DATASET CONTENT

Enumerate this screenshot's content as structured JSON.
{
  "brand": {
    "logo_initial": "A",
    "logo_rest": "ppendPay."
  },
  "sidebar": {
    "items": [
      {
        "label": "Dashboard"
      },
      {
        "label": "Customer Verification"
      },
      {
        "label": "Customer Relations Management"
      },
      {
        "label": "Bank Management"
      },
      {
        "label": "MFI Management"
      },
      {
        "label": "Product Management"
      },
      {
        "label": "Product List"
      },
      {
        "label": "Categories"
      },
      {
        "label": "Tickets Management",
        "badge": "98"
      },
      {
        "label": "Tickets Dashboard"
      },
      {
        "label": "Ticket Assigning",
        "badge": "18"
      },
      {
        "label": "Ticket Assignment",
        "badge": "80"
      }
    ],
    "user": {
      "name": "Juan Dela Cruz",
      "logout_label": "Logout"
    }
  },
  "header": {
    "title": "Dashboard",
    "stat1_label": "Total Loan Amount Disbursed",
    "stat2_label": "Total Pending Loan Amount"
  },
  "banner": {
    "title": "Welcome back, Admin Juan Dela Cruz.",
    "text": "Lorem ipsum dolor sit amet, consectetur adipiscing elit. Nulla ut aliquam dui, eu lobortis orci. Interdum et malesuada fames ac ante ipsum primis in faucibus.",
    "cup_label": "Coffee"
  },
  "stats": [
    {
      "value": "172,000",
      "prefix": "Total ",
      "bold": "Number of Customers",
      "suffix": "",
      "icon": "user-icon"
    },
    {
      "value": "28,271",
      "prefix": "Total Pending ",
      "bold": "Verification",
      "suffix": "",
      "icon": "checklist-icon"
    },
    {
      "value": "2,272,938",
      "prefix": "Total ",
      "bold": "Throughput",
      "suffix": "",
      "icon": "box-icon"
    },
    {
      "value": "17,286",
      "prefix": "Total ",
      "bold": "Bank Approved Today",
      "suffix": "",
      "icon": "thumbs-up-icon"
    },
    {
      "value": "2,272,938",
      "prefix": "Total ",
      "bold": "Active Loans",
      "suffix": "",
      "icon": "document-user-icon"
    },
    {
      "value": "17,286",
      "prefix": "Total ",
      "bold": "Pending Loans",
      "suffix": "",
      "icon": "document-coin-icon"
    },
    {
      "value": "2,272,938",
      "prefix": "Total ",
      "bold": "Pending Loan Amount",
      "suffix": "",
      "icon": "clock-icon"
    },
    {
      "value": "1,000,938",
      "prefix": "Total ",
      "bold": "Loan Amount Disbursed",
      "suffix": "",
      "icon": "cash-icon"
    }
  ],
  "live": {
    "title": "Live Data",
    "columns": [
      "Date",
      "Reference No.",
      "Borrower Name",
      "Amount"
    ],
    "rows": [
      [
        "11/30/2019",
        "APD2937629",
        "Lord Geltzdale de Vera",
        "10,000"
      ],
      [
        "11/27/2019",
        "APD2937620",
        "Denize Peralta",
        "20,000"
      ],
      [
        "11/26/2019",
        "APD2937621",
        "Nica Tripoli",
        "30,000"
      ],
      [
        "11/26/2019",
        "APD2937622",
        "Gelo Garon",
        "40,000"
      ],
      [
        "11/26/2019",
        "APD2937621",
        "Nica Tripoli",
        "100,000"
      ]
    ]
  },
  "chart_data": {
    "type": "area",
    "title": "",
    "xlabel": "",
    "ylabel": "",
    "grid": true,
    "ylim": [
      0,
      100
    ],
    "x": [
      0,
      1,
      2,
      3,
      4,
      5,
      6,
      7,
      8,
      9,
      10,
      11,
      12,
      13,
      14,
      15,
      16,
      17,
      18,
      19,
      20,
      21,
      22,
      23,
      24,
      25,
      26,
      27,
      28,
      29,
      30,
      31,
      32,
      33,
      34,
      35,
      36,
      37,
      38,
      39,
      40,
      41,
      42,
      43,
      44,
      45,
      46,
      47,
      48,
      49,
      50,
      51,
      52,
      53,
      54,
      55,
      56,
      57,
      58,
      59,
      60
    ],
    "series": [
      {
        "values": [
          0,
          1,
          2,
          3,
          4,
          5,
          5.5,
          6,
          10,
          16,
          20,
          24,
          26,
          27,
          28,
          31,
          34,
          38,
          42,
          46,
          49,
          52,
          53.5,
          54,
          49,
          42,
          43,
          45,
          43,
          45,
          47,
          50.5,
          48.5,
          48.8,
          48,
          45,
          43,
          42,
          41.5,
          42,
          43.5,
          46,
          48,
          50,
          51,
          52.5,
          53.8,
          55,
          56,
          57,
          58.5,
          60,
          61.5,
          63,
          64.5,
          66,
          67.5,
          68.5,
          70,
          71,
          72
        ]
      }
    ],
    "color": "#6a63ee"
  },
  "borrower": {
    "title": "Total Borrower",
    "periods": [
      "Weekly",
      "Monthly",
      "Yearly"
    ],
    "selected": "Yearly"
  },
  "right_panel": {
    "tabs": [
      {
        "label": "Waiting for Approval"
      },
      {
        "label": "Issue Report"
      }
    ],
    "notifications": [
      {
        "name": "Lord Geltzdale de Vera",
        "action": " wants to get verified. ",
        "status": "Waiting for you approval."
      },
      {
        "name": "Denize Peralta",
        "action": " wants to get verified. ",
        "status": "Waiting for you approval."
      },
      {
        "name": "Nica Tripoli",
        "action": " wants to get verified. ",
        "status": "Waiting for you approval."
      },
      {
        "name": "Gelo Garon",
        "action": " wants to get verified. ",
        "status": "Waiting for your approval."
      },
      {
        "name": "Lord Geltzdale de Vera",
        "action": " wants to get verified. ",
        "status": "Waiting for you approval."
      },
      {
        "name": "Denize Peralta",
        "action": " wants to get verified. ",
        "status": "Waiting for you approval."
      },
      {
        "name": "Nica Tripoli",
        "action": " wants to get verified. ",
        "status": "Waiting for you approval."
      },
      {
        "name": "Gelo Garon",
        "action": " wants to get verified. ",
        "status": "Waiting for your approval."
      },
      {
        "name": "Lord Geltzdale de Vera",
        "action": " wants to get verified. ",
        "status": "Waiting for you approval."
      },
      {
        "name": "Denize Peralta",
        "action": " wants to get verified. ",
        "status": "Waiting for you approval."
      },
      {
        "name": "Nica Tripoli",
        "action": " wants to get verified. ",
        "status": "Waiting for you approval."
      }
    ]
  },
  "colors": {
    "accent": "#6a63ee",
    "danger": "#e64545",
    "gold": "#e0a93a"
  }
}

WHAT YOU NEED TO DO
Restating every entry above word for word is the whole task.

EXPECTED ANSWER
Enumerate this screenshot's content as structured JSON.
{
  "brand": {
    "logo_initial": "A",
    "logo_rest": "ppendPay."
  },
  "sidebar": {
    "items": [
      {
        "label": "Dashboard"
      },
      {
        "label": "Customer Verification"
      },
      {
        "label": "Customer Relations Management"
      },
      {
        "label": "Bank Management"
      },
      {
        "label": "MFI Management"
      },
      {
        "label": "Product Management"
      },
      {
        "label": "Product List"
      },
      {
        "label": "Categories"
      },
      {
        "label": "Tickets Management",
        "badge": "98"
      },
      {
        "label": "Tickets Dashboard"
      },
      {
        "label": "Ticket Assigning",
        "badge": "18"
      },
      {
        "label": "Ticket Assignment",
        "badge": "80"
      }
    ],
    "user": {
      "name": "Juan Dela Cruz",
      "logout_label": "Logout"
    }
  },
  "header": {
    "title": "Dashboard",
    "stat1_label": "Total Loan Amount Disbursed",
    "stat2_label": "Total Pending Loan Amount"
  },
  "banner": {
    "title": "Welcome back, Admin Juan Dela Cruz.",
    "text": "Lorem ipsum dolor sit amet, consectetur adipiscing elit. Nulla ut aliquam dui, eu lobortis orci. Interdum et malesuada fames ac ante ipsum primis in faucibus.",
    "cup_label": "Coffee"
  },
  "stats": [
    {
      "value": "172,000",
      "prefix": "Total ",
      "bold": "Number of Customers",
      "suffix": "",
      "icon": "user-icon"
    },
    {
      "value": "28,271",
      "prefix": "Total Pending ",
      "bold": "Verification",
      "suffix": "",
      "icon": "checklist-icon"
    },
    {
      "value": "2,272,938",
      "prefix": "Total ",
      "bold": "Throughput",
      "suffix": "",
      "icon": "box-icon"
    },
    {
      "value": "17,286",
      "prefix": "Total ",
      "bold": "Bank Approved Today",
      "suffix": "",
      "icon": "thumbs-up-icon"
    },
    {
      "value": "2,272,938",
      "prefix": "Total ",
      "bold": "Active Loans",
      "suffix": "",
      "icon": "document-user-icon"
    },
    {
      "value": "17,286",
      "prefix": "Total ",
      "bold": "Pending Loans",
      "suffix": "",
      "icon": "document-coin-icon"
    },
    {
      "value": "2,272,938",
      "prefix": "Total ",
      "bold": "Pending Loan Amount",
      "suffix": "",
      "icon": "clock-icon"
    },
    {
      "value": "1,000,938",
      "prefix": "Total ",
      "bold": "Loan Amount Disbursed",
      "suffix": "",
      "icon": "cash-icon"
    }
  ],
  "live": {
    "title": "Live Data",
    "columns": [
      "Date",
      "Reference No.",
      "Borrower Name",
      "Amount"
    ],
    "rows": [
      [
        "11/30/2019",
        "APD2937629",
        "Lord Geltzdale de Vera",
        "10,000"
      ],
      [
        "11/27/2019",
        "APD2937620",
        "Denize Peralta",
        "20,000"
      ],
      [
        "11/26/2019",
        "APD2937621",
        "Nica Tripoli",
        "30,000"
      ],
      [
        "11/26/2019",
        "APD2937622",
        "Gelo Garon",
        "40,000"
      ],
      [
        "11/26/2019",
        "APD2937621",
        "Nica Tripoli",
        "100,000"
      ]
    ]
  },
  "chart_data": {
    "type": "area",
    "title": "",
    "xlabel": "",
    "ylabel": "",
    "grid": true,
    "ylim": [
      0,
      100
    ],
    "x": [
      0,
      1,
      2,
      3,
      4,
      5,
      6,
      7,
      8,
      9,
      10,
      11,
      12,
      13,
      14,
      15,
      16,
      17,
      18,
      19,
      20,
      21,
      22,
      23,
      24,
      25,
      26,
      27,
      28,
      29,
      30,
      31,
      32,
      33,
      34,
      35,
      36,
      37,
      38,
      39,
      40,
      41,
      42,
      43,
      44,
      45,
      46,
      47,
      48,
      49,
      50,
      51,
      52,
      53,
      54,
      55,
      56,
      57,
      58,
      59,
      60
    ],
    "series": [
      {
        "values": [
          0,
          1,
          2,
          3,
          4,
          5,
          5.5,
          6,
          10,
          16,
          20,
          24,
          26,
          27,
          28,
          31,
          34,
          38,
          42,
          46,
          49,
          52,
          53.5,
          54,
          49,
          42,
          43,
          45,
          43,
          45,
          47,
          50.5,
          48.5,
          48.8,
          48,
          45,
          43,
          42,
          41.5,
          42,
          43.5,
          46,
          48,
          50,
          51,
          52.5,
          53.8,
          55,
          56,
          57,
          58.5,
          60,
          61.5,
          63,
          64.5,
          66,
          67.5,
          68.5,
          70,
          71,
          72
        ]
      }
    ],
    "color": "#6a63ee"
  },
  "borrower": {
    "title": "Total Borrower",
    "periods": [
      "Weekly",
      "Monthly",
      "Yearly"
    ],
    "selected": "Yearly"
  },
  "right_panel": {
    "tabs": [
      {
        "label": "Waiting for Approval"
      },
      {
        "label": "Issue Report"
      }
    ],
    "notifications": [
      {
        "name": "Lord Geltzdale de Vera",
        "action": " wants to get verified. ",
        "status": "Waiting for you approval."
      },
      {
        "name": "Denize Peralta",
        "action": " wants to get verified. ",
        "status": "Waiting for you approval."
      },
      {
        "name": "Nica Tripoli",
        "action": " wants to get verified. ",
        "status": "Waiting for you approval."
      },
      {
        "name": "Gelo Garon",
        "action": " wants to get verified. ",
        "status": "Waiting for your approval."
      },
      {
        "name": "Lord Geltzdale de Vera",
        "action": " wants to get verified. ",
        "status": "Waiting for you approval."
      },
      {
        "name": "Denize Peralta",
        "action": " wants to get verified. ",
        "status": "Waiting for you approval."
      },
      {
        "name": "Nica Tripoli",
        "action": " wants to get verified. ",
        "status": "Waiting for you approval."
      },
      {
        "name": "Gelo Garon",
        "action": " wants to get verified. ",
        "status": "Waiting for your approval."
      },
      {
        "name": "Lord Geltzdale de Vera",
        "action": " wants to get verified. ",
        "status": "Waiting for you approval."
      },
      {
        "name": "Denize Peralta",
        "action": " wants to get verified. ",
        "status": "Waiting for you approval."
      },
      {
        "name": "Nica Tripoli",
        "action": " wants to get verified. ",
        "status": "Waiting for you approval."
      }
    ]
  },
  "colors": {
    "accent": "#6a63ee",
    "danger": "#e64545",
    "gold": "#e0a93a"
  }
}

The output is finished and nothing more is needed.